(Data extracted from a collection)
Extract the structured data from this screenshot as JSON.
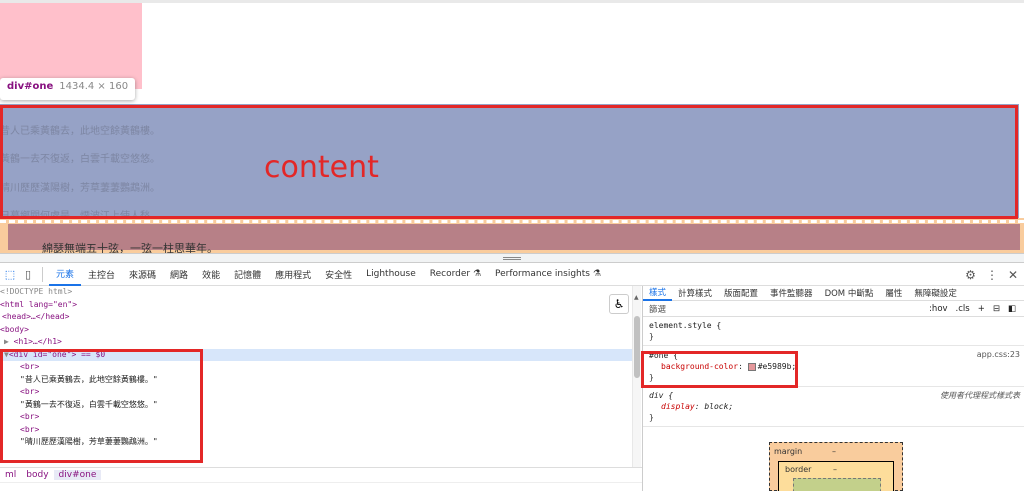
{
  "viewport": {
    "tooltip": {
      "tag": "div#one",
      "size": "1434.4 × 160"
    },
    "poem_lines": [
      "昔人已乘黃鶴去，此地空餘黃鶴樓。",
      "黃鶴一去不復返，白雲千載空悠悠。",
      "晴川歷歷漢陽樹，芳草萋萋鸚鵡洲。",
      "日暮鄉關何處是，煙波江上使人愁。"
    ],
    "next_line": "綿瑟無端五十弦，一弦一柱思華年。",
    "annotation": "content"
  },
  "devtools": {
    "tabs": [
      "元素",
      "主控台",
      "來源碼",
      "網路",
      "效能",
      "記憶體",
      "應用程式",
      "安全性",
      "Lighthouse",
      "Recorder",
      "Performance insights"
    ],
    "active_tab": "元素",
    "elements_lines": [
      "<!DOCTYPE html>",
      "<html lang=\"en\">",
      "<head>…</head>",
      "<body>",
      "<h1>…</h1>",
      "<div id=\"one\"> == $0",
      "<br>",
      "\"昔人已乘黃鶴去，此地空餘黃鶴樓。\"",
      "<br>",
      "\"黃鶴一去不復返，白雲千載空悠悠。\"",
      "<br>",
      "<br>",
      "\"晴川歷歷漢陽樹，芳草萋萋鸚鵡洲。\""
    ],
    "breadcrumbs": [
      "ml",
      "body",
      "div#one"
    ],
    "styles": {
      "tabs": [
        "樣式",
        "計算樣式",
        "版面配置",
        "事件監聽器",
        "DOM 中斷點",
        "屬性",
        "無障礙設定"
      ],
      "filter_placeholder": "篩選",
      "filter_buttons": [
        ":hov",
        ".cls",
        "+"
      ],
      "element_style": "element.style {",
      "rule1_selector": "#one {",
      "rule1_property": "background-color",
      "rule1_value": "#e5989b;",
      "rule1_source": "app.css:23",
      "rule2_selector": "div {",
      "rule2_property": "display",
      "rule2_value": "block;",
      "rule2_source": "使用者代理程式樣式表",
      "close_brace": "}",
      "boxmodel": {
        "margin": "margin",
        "margin_val": "–",
        "border": "border",
        "border_val": "–"
      }
    },
    "swatch_color": "#e5989b"
  }
}
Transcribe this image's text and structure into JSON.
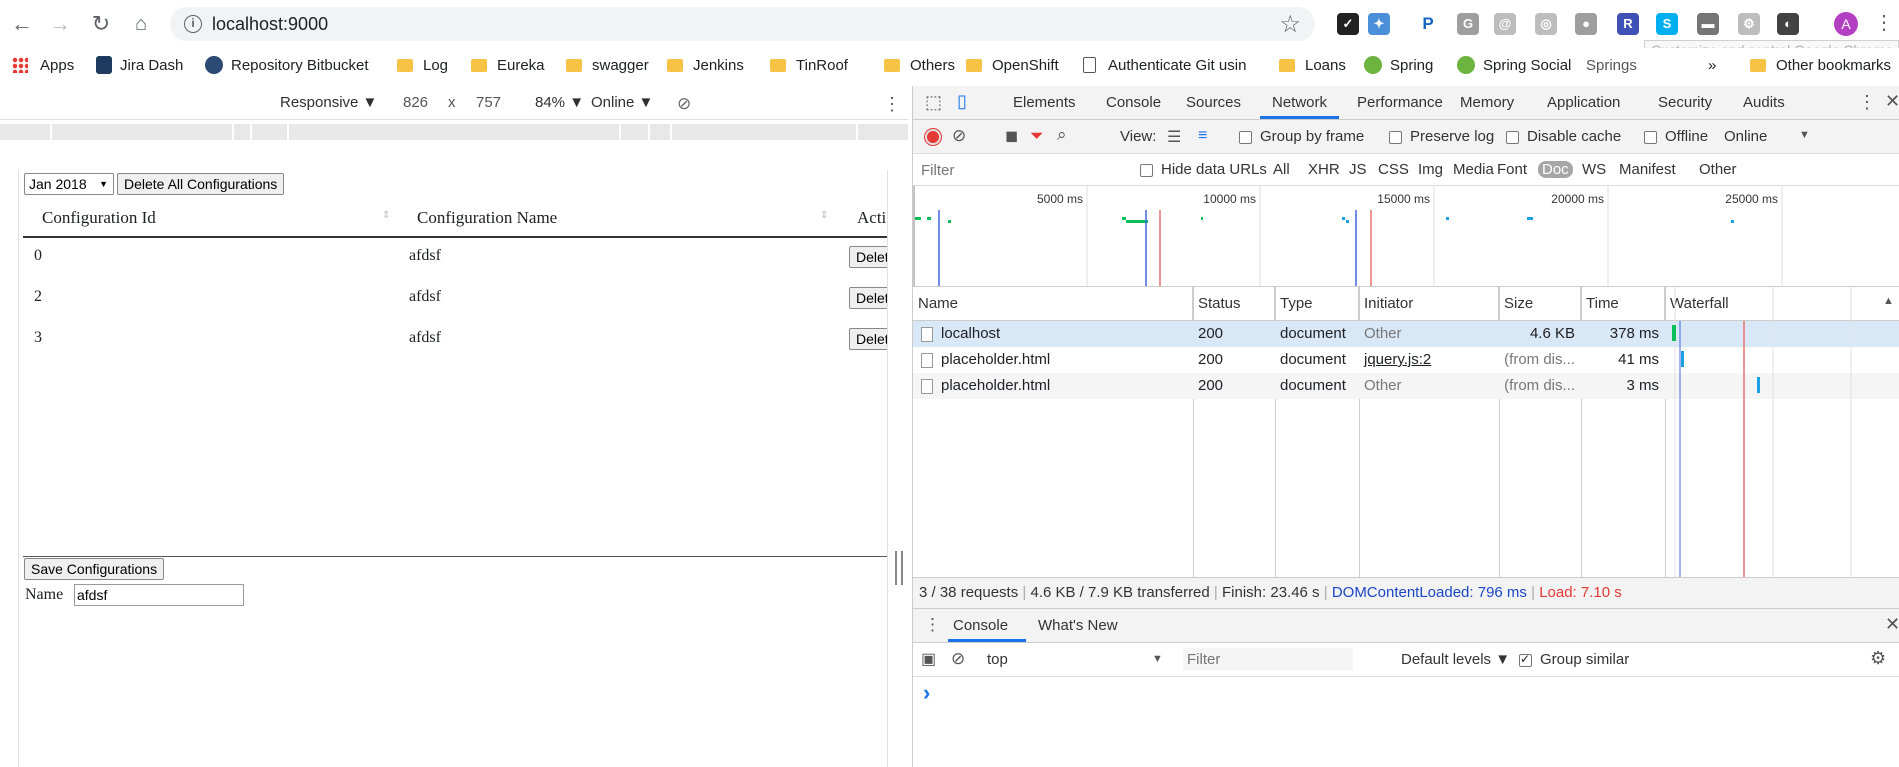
{
  "browser": {
    "url": "localhost:9000",
    "extensions": [
      {
        "name": "ext-1",
        "color": "#222222",
        "glyph": "✓"
      },
      {
        "name": "ext-2",
        "color": "#4a90d9",
        "glyph": "✦"
      },
      {
        "name": "ext-paypal",
        "color": "#ffffff",
        "glyph": "P"
      },
      {
        "name": "ext-4",
        "color": "#9e9e9e",
        "glyph": "G"
      },
      {
        "name": "ext-5",
        "color": "#bdbdbd",
        "glyph": "@"
      },
      {
        "name": "ext-6",
        "color": "#bdbdbd",
        "glyph": "◎"
      },
      {
        "name": "ext-7",
        "color": "#9e9e9e",
        "glyph": "●"
      },
      {
        "name": "ext-8",
        "color": "#3f51b5",
        "glyph": "R"
      },
      {
        "name": "ext-skype",
        "color": "#00aff0",
        "glyph": "S"
      },
      {
        "name": "ext-10",
        "color": "#757575",
        "glyph": "▬"
      },
      {
        "name": "ext-11",
        "color": "#bdbdbd",
        "glyph": "⚙"
      },
      {
        "name": "ext-12",
        "color": "#424242",
        "glyph": "◐"
      }
    ],
    "profile_initial": "A",
    "tooltip": "Customize and control Google Chrome"
  },
  "bookmarks": {
    "items": [
      {
        "label": "Apps",
        "kind": "apps"
      },
      {
        "label": "Jira Dash",
        "kind": "jira"
      },
      {
        "label": "Repository Bitbucket",
        "kind": "bitbucket"
      },
      {
        "label": "Log",
        "kind": "folder"
      },
      {
        "label": "Eureka",
        "kind": "folder"
      },
      {
        "label": "swagger",
        "kind": "folder"
      },
      {
        "label": "Jenkins",
        "kind": "folder"
      },
      {
        "label": "TinRoof",
        "kind": "folder"
      },
      {
        "label": "Others",
        "kind": "folder"
      },
      {
        "label": "OpenShift",
        "kind": "folder"
      },
      {
        "label": "Authenticate Git usin",
        "kind": "page"
      },
      {
        "label": "Loans",
        "kind": "folder"
      },
      {
        "label": "Spring",
        "kind": "spring"
      },
      {
        "label": "Spring Social",
        "kind": "spring"
      },
      {
        "label": "Springs",
        "kind": "text"
      }
    ],
    "overflow": "»",
    "other": "Other bookmarks"
  },
  "device_toolbar": {
    "mode": "Responsive ▼",
    "width": "826",
    "times": "x",
    "height": "757",
    "zoom": "84% ▼",
    "network": "Online ▼"
  },
  "page": {
    "month_select": "Jan 2018",
    "delete_all_button": "Delete All Configurations",
    "columns": [
      "Configuration Id",
      "Configuration Name",
      "Acti"
    ],
    "rows": [
      {
        "id": "0",
        "name": "afdsf",
        "action": "Delet"
      },
      {
        "id": "2",
        "name": "afdsf",
        "action": "Delet"
      },
      {
        "id": "3",
        "name": "afdsf",
        "action": "Delet"
      }
    ],
    "save_button": "Save Configurations",
    "name_label": "Name",
    "name_value": "afdsf"
  },
  "devtools": {
    "tabs": [
      "Elements",
      "Console",
      "Sources",
      "Network",
      "Performance",
      "Memory",
      "Application",
      "Security",
      "Audits"
    ],
    "active_tab": "Network",
    "net_toolbar": {
      "view_label": "View:",
      "group_by_frame": "Group by frame",
      "preserve_log": "Preserve log",
      "disable_cache": "Disable cache",
      "offline": "Offline",
      "throttle": "Online"
    },
    "filter": {
      "placeholder": "Filter",
      "hide_data_urls": "Hide data URLs",
      "types": [
        "All",
        "XHR",
        "JS",
        "CSS",
        "Img",
        "Media",
        "Font",
        "Doc",
        "WS",
        "Manifest",
        "Other"
      ],
      "active_type": "Doc"
    },
    "overview_ticks": [
      "5000 ms",
      "10000 ms",
      "15000 ms",
      "20000 ms",
      "25000 ms"
    ],
    "columns": [
      "Name",
      "Status",
      "Type",
      "Initiator",
      "Size",
      "Time",
      "Waterfall"
    ],
    "requests": [
      {
        "name": "localhost",
        "status": "200",
        "type": "document",
        "initiator": "Other",
        "size": "4.6 KB",
        "time": "378 ms"
      },
      {
        "name": "placeholder.html",
        "status": "200",
        "type": "document",
        "initiator": "jquery.js:2",
        "size": "(from dis...",
        "time": "41 ms"
      },
      {
        "name": "placeholder.html",
        "status": "200",
        "type": "document",
        "initiator": "Other",
        "size": "(from dis...",
        "time": "3 ms"
      }
    ],
    "status_bar": {
      "requests": "3 / 38 requests",
      "transferred": "4.6 KB / 7.9 KB transferred",
      "finish": "Finish: 23.46 s",
      "dcl": "DOMContentLoaded: 796 ms",
      "load": "Load: 7.10 s"
    },
    "drawer": {
      "tabs": [
        "Console",
        "What's New"
      ],
      "context": "top",
      "filter_placeholder": "Filter",
      "levels": "Default levels ▼",
      "group_similar": "Group similar",
      "prompt": "›"
    }
  }
}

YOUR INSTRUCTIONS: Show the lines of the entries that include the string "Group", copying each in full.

ANSWER BOX:
      "group_by_frame": "Group by frame",
      "group_similar": "Group similar",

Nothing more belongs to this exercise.